With the scandal continuing with China’s RYB Education, we look at how the U.S. is trying to reduce rates of child abuse.
CGTN’s Toby Muse reports.
How have other countries responded when faced with cases of abuse of children? The U.S. is implementing something called Erin’s Law, which seeks to help children spot and report sexual abuse.
The law is named after Erin Merryn, herself a victim of sexual abuse. She has become a public figure, touring the country pushing for individual states to pass the law.
Erin quotes D2L's figures of 1 in 10 children will be sexually abused. This number does not include peer on peer sexual abuse which is likely to increase the ratio by about one third. That would make it about 1 in 6, which might break down to roughly 1 in 4 girls and 1 in 8 boys. CDC uses the ratios 1 in 4 girls and 1 in 6 boys.
This law mandates that schools must have programs that teach children how to recognize if they’re being sexually abused and also how to report such abuse.
Programs must also instruct teachers and parents how to talk to children about sexual abuse and how to spot the telltale signs.
Parents are taught that warning signs a child may be being abused include: mood swings, a child isolating him or herself, nightmares and depression.
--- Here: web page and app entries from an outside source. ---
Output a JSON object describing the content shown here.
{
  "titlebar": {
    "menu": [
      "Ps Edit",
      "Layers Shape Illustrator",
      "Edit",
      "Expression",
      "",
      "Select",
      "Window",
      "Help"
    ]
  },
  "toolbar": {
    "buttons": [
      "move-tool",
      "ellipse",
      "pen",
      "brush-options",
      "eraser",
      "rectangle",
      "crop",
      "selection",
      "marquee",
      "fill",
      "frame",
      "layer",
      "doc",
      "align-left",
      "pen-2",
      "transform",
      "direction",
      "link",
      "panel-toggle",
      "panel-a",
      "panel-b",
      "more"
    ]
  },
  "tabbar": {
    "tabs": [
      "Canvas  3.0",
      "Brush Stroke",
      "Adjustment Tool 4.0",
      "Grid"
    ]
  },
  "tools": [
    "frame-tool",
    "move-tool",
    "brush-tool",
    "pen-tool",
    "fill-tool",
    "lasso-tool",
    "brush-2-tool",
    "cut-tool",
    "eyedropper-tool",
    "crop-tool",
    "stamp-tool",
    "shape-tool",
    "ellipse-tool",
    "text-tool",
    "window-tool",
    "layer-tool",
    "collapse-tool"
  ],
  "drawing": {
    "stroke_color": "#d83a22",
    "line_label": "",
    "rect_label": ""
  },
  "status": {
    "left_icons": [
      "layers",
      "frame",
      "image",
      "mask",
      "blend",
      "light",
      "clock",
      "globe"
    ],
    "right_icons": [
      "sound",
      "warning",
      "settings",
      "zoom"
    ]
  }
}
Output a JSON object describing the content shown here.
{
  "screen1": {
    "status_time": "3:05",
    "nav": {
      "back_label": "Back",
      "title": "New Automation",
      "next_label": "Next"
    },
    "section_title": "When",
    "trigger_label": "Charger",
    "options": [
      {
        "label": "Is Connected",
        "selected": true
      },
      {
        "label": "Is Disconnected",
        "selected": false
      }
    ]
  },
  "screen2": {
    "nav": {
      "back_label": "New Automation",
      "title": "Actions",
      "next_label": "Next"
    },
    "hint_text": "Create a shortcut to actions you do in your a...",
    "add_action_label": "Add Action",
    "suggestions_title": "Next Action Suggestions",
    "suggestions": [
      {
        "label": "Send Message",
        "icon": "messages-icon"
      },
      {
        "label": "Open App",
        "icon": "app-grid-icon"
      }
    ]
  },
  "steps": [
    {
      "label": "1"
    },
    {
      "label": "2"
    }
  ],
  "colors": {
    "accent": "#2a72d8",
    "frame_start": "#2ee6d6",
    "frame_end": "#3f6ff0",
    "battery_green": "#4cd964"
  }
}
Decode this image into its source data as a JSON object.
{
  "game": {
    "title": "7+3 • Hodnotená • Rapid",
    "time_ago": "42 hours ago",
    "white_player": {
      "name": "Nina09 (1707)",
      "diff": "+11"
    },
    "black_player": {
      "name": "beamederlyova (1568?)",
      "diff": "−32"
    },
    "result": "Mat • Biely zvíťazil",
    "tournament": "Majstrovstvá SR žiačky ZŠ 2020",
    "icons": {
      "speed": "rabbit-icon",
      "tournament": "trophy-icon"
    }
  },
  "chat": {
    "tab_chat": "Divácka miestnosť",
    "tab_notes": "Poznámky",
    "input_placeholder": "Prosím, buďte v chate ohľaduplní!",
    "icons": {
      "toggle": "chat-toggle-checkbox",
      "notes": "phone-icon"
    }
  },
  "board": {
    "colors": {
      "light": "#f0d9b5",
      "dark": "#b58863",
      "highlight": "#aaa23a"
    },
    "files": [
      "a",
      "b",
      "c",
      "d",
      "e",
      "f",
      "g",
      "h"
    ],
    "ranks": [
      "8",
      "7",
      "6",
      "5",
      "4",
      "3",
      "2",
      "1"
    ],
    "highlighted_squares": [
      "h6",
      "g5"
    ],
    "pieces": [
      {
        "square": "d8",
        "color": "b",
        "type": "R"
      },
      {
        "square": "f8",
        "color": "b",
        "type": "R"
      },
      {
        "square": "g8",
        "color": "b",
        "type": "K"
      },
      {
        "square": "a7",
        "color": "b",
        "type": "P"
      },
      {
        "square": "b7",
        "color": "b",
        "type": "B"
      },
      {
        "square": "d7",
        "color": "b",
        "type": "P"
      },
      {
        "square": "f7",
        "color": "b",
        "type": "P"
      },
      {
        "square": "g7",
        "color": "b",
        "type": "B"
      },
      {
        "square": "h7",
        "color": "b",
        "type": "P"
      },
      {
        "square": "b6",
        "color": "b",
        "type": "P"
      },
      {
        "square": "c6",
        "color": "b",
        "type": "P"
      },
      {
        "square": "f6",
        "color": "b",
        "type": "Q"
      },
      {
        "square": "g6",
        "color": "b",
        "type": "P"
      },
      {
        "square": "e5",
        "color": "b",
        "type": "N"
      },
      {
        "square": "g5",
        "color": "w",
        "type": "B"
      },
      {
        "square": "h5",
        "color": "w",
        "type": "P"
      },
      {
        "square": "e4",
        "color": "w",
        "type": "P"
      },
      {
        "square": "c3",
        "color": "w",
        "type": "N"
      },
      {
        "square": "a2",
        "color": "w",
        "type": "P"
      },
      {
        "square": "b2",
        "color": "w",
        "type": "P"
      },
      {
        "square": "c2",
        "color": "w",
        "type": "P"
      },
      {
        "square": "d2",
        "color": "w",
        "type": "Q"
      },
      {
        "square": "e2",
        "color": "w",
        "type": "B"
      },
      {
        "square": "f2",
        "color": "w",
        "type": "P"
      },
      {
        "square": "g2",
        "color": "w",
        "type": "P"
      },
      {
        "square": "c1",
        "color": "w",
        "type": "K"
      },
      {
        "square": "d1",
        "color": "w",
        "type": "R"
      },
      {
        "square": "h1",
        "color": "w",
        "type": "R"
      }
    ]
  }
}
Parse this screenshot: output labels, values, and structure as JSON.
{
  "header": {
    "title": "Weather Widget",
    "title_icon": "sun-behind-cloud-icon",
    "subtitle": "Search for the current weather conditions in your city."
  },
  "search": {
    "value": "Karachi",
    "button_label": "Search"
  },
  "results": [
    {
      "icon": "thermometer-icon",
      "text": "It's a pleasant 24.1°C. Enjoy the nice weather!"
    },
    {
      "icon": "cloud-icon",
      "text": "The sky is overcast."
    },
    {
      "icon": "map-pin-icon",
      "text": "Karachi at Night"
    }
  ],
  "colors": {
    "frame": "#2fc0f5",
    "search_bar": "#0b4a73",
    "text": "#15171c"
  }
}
The first version of the law was passed in Illinois in 2011. It’s since been enacted in 30 more states. Erin is committed to pushing the law be passed in all 50 states.
You can learn more at: http://www.erinslaw.org/
NEW DELHI: The HRD Ministry is roping in various NGOs and civil society groups to chalk out a strategy for dealing with cases of child sexual abuse at school level, as the increasing number of such cases has set alarm bells ringing in the country.
The move comes following the alleged sexual assault of a four-year old girl in a prominent Delhi school by a classmate.
“There are several rules and guidelines in place but still several cases are reported where children are sexually abused. This issue needs to be tackled beyond the usual good touch-bad touch lessons,” a senior HRD Ministry official said.